Certain protective rules concerning the personal data have been inserted on account of the fact that, as noted above, the new Regulation will also apply to proceedings opened against persons who do not carry out an independent business or professional activity: see Articles 78-83. Having these cases in mind, Recital 80 strikes a balance with the creditors’ right to lodge the claims by calling Member States to ensure both that the relevant information is given to creditors by individual notice and that claims of creditors who have not received the information are not affected by the proceedings.
Groups of companies
The revision also addresses the management of multiple insolvency proceedings relating to groups of companies, introducing a specific Chapter (V). This strives to ensure the efficiency of the insolvency administration, whilst respecting each group member’s separate legal personality.
In this regard, the new EIR draws inspiration from the UNCITRAL Model Law and related Legislative and Practice Guides.
Firstly, should more proceedings be opened in different Member States, the new EIR requires all the actors involved (insolvency practitioners and courts) to comply with the duties of cooperation and communication applicable when main and secondary insolvency proceedings are opened against the same debtor (Chapter V, Section 1).
An important innovation is that an insolvency practitioner is now allowed to request the opening of a “group coordination proceeding”, which should further facilitate, in particular, the restructuring of groups (Chapter V, Section 2). The participation of the other insolvency practitioners (hence, the other proceedings) rests on a voluntary basis.
A “coordinator” will be appointed to propose and implement the coordination plan (Articles 71-72).
All the advantages of the “coordination proceedings” should be worth the costs.
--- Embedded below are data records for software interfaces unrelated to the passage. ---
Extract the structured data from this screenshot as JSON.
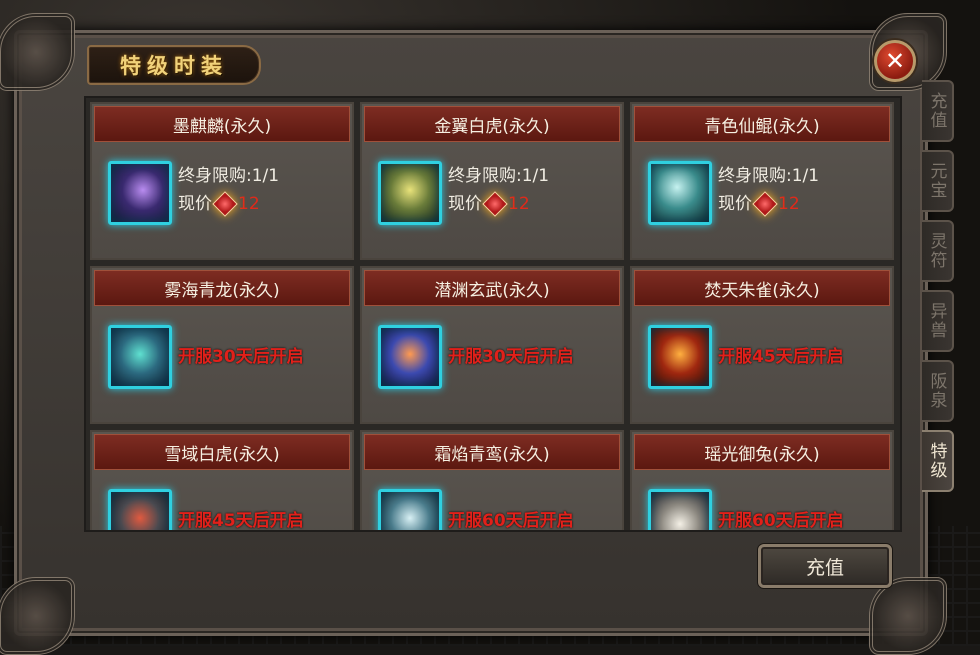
{
  "title": "特级时装",
  "close_icon": "close-icon",
  "side_tabs": [
    "充值",
    "元宝",
    "灵符",
    "异兽",
    "阪泉",
    "特级"
  ],
  "active_tab": "特级",
  "items": [
    {
      "name": "墨麒麟(永久)",
      "limit": "终身限购:1/1",
      "price_label": "现价",
      "price": "12",
      "open": ""
    },
    {
      "name": "金翼白虎(永久)",
      "limit": "终身限购:1/1",
      "price_label": "现价",
      "price": "12",
      "open": ""
    },
    {
      "name": "青色仙鲲(永久)",
      "limit": "终身限购:1/1",
      "price_label": "现价",
      "price": "12",
      "open": ""
    },
    {
      "name": "雾海青龙(永久)",
      "limit": "",
      "price_label": "",
      "price": "",
      "open": "开服30天后开启"
    },
    {
      "name": "潜渊玄武(永久)",
      "limit": "",
      "price_label": "",
      "price": "",
      "open": "开服30天后开启"
    },
    {
      "name": "焚天朱雀(永久)",
      "limit": "",
      "price_label": "",
      "price": "",
      "open": "开服45天后开启"
    },
    {
      "name": "雪域白虎(永久)",
      "limit": "",
      "price_label": "",
      "price": "",
      "open": "开服45天后开启"
    },
    {
      "name": "霜焰青鸾(永久)",
      "limit": "",
      "price_label": "",
      "price": "",
      "open": "开服60天后开启"
    },
    {
      "name": "瑶光御兔(永久)",
      "limit": "",
      "price_label": "",
      "price": "",
      "open": "开服60天后开启"
    }
  ],
  "recharge_button": "充值",
  "colors": {
    "accent_red": "#e2201a",
    "title_gold": "#f1d27a",
    "icon_border": "#2fd0e0"
  }
}
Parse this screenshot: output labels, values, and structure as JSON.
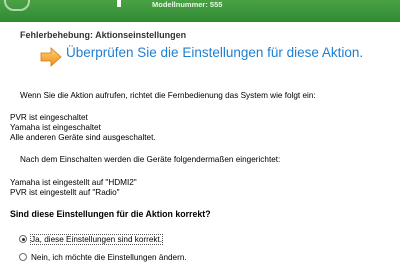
{
  "header": {
    "model_text": "Modellnummer: 555"
  },
  "breadcrumb": "Fehlerbehebung:  Aktionseinstellungen",
  "title": "Überprüfen Sie die Einstellungen für diese Aktion.",
  "intro": "Wenn Sie die Aktion aufrufen, richtet die Fernbedienung das System wie folgt ein:",
  "power_states": [
    "PVR ist eingeschaltet",
    "Yamaha ist eingeschaltet",
    "Alle anderen Geräte sind ausgeschaltet."
  ],
  "after_on_text": "Nach dem Einschalten werden die Geräte folgendermaßen eingerichtet:",
  "input_states": [
    "Yamaha ist eingestellt auf \"HDMI2\"",
    "PVR ist eingestellt auf \"Radio\""
  ],
  "question": "Sind diese Einstellungen für die Aktion korrekt?",
  "options": [
    {
      "label": "Ja, diese Einstellungen sind korrekt.",
      "checked": true
    },
    {
      "label": "Nein, ich möchte die Einstellungen ändern.",
      "checked": false
    }
  ],
  "colors": {
    "header_green": "#3a9a3c",
    "title_blue": "#1f7fd0",
    "arrow_orange": "#f4a62a"
  },
  "icons": {
    "header_left": "logo-ring-icon",
    "title": "arrow-right-icon"
  }
}
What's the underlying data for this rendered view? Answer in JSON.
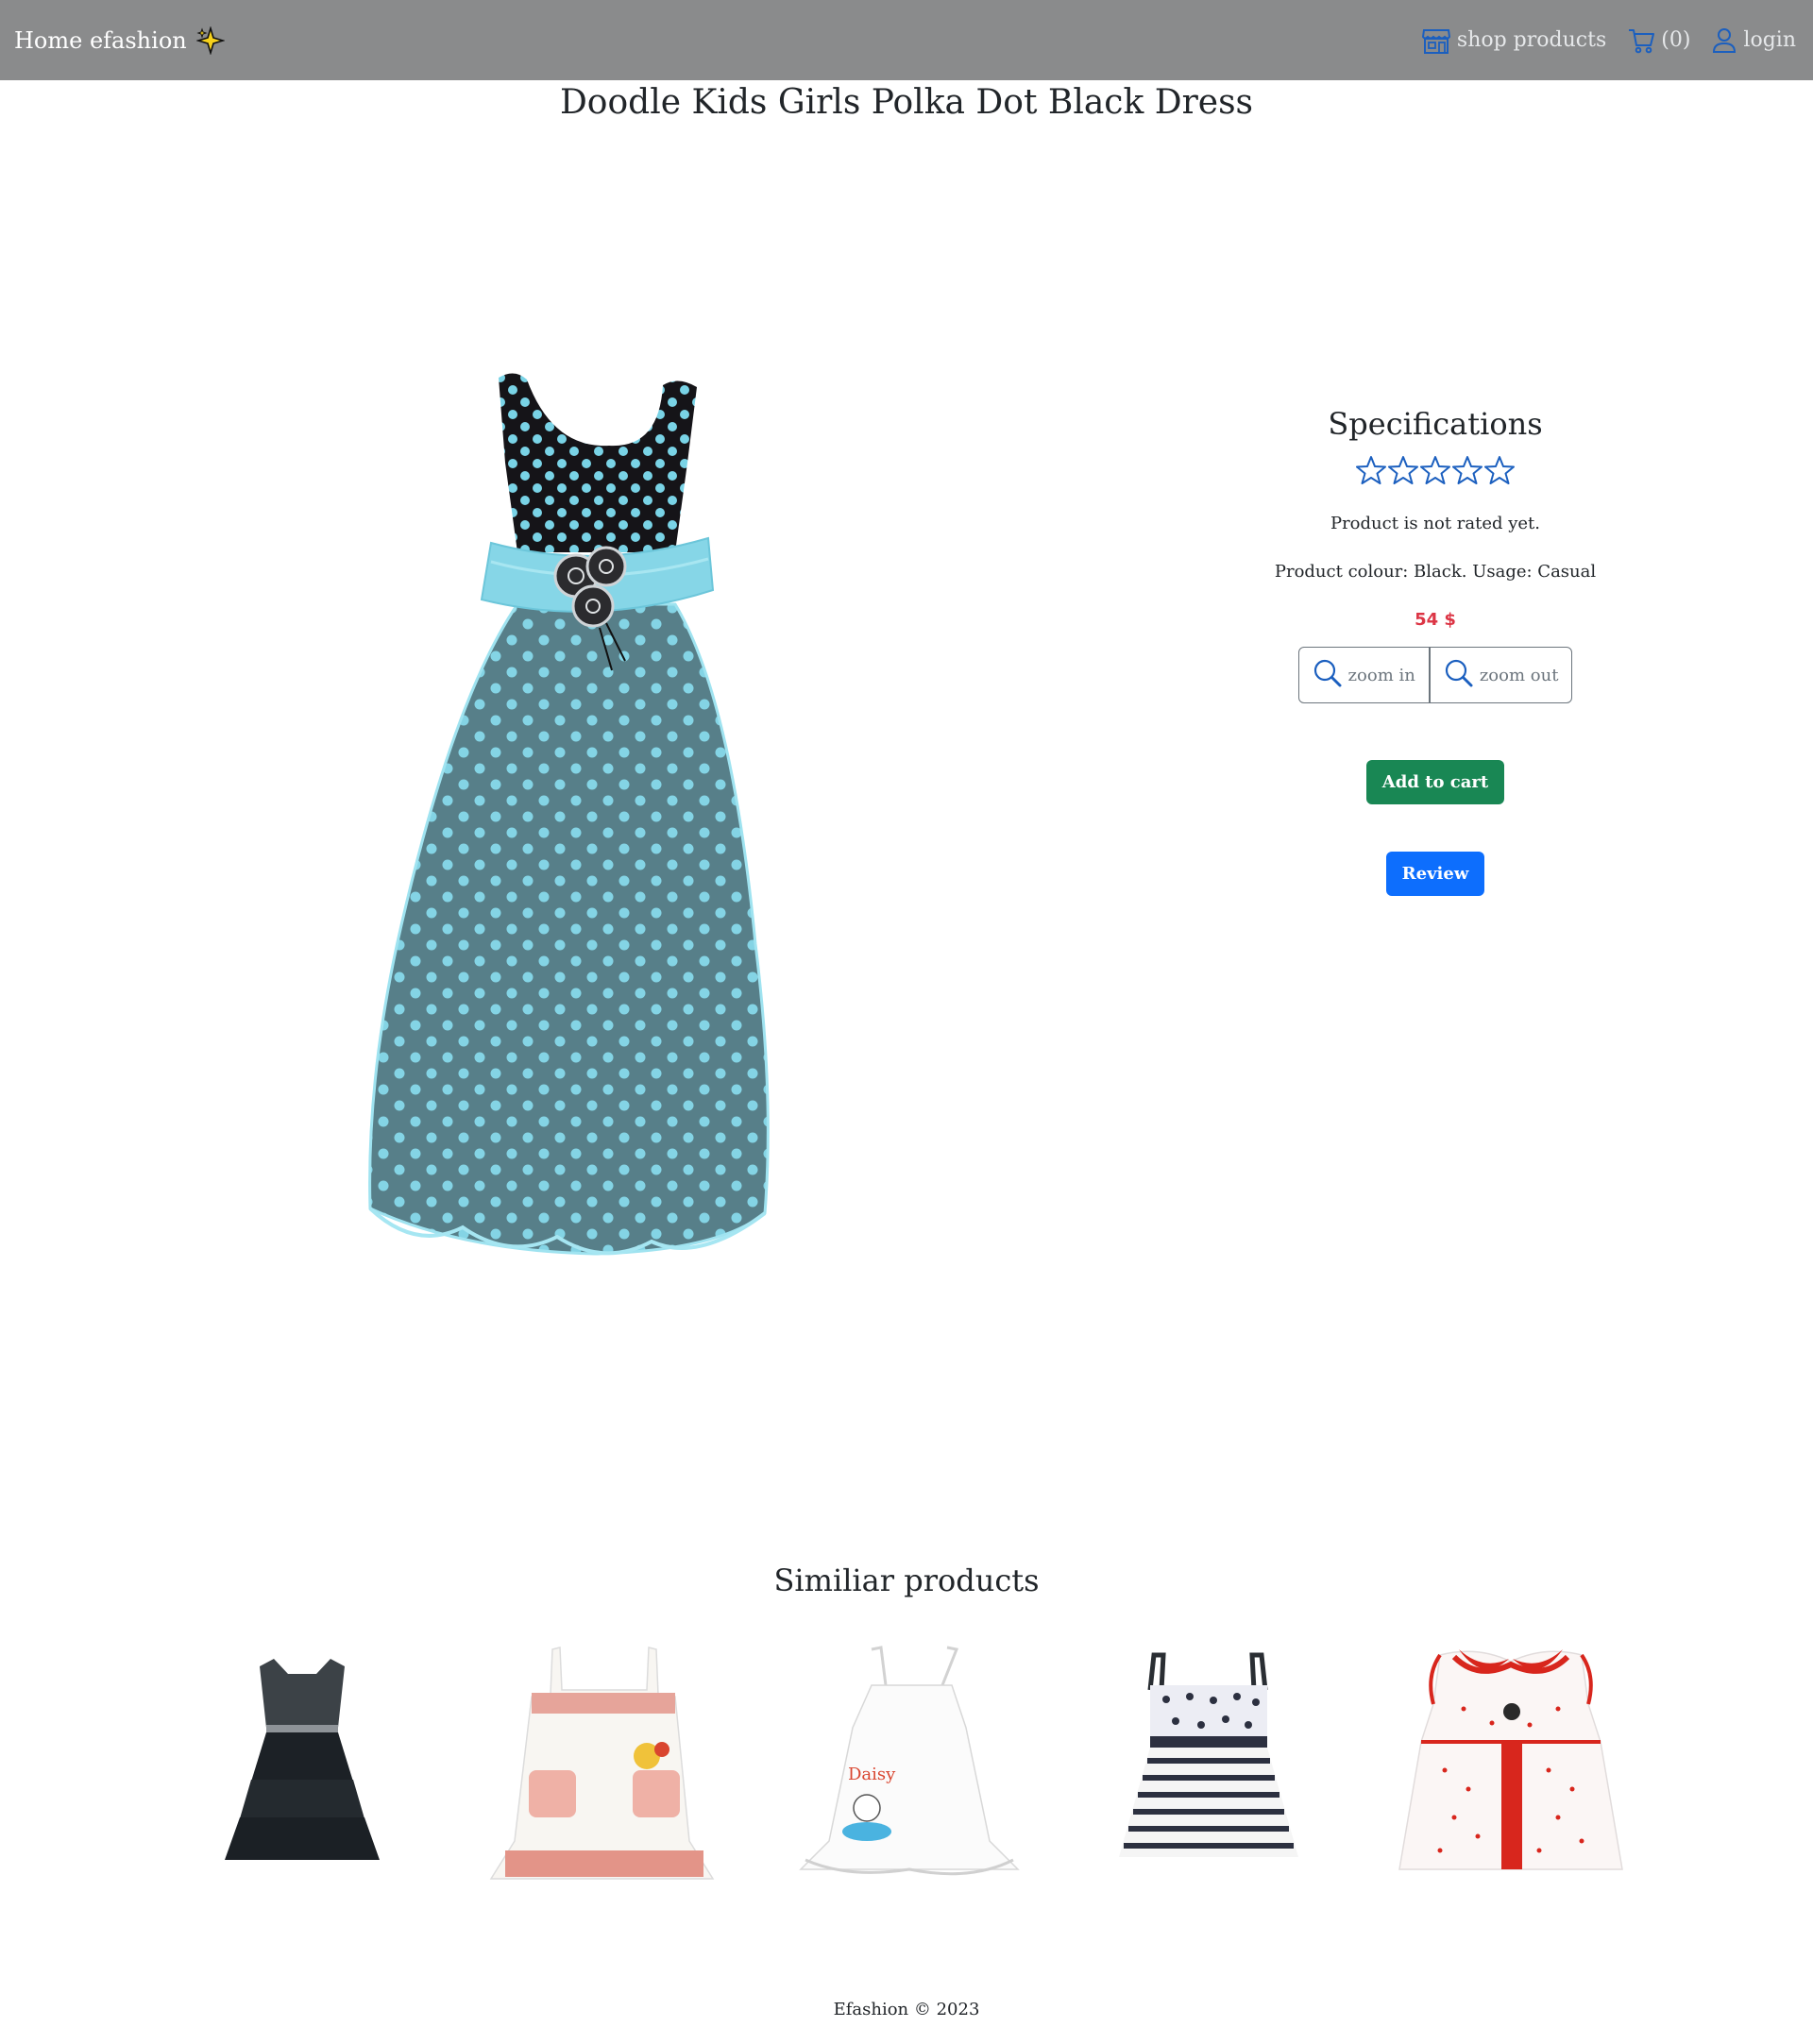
{
  "navbar": {
    "brand": "Home efashion",
    "shop_label": "shop products",
    "cart_label": "(0)",
    "login_label": "login"
  },
  "product": {
    "title": "Doodle Kids Girls Polka Dot Black Dress",
    "specs_title": "Specifications",
    "rating": 0,
    "rating_max": 5,
    "rating_text": "Product is not rated yet.",
    "details": "Product colour: Black. Usage: Casual",
    "price": "54 $",
    "zoom_in_label": "zoom in",
    "zoom_out_label": "zoom out",
    "add_to_cart_label": "Add to cart",
    "review_label": "Review"
  },
  "similar": {
    "title": "Similiar products",
    "items": [
      "black-tiered-dress-image",
      "white-red-pocket-dress-image",
      "white-daisy-dress-image",
      "striped-polka-dress-image",
      "red-dotted-collar-dress-image"
    ]
  },
  "footer": {
    "text": "Efashion © 2023"
  },
  "colors": {
    "navbar": "#8a8b8c",
    "icon_blue": "#1b5fbf",
    "price": "#dc3545",
    "cart_button": "#198754",
    "review_button": "#0d6efd"
  }
}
In other words, the costs of the coordination should be sustainable and adequate having regard to the purpose of each proceedings involved.
The introduction of groups-of-companies oriented rules will not prevent a court from opening insolvency proceedings for several companies in a single State if the court finds a common COMI therein (Recital 53).
What about the applicable law?
The revision only marginally addresses the issue of applicable law.
However, Article 11(2) and Article 13(2) of the new texts are noteworthy in this respect, in that they manage, as regards contracts relating to immovable property and contracts of employment, the effects of the insolvency stemming from the (local) lex contractus when the insolvency being handled abroad in the main proceedings.
Article 18 extends to pending arbitration proceedings the existing rule whereby the effects of insolvency proceedings on a pending lawsuit concerning assets or rights included in the debtor’s insolvency estate must be governed by the law of the Member State where the lawsuit is pending (the law of the seat of the arbitration will apply).
Finally, all the rules whose functioning depends on the concept of “Member State in which assets are situated” will benefit from the broader and more detailed definition provided by Article 2(9), which refers, among other “assets”, to registered shares in companies, financial instruments, cash held in credit institutions accounts and copyrights.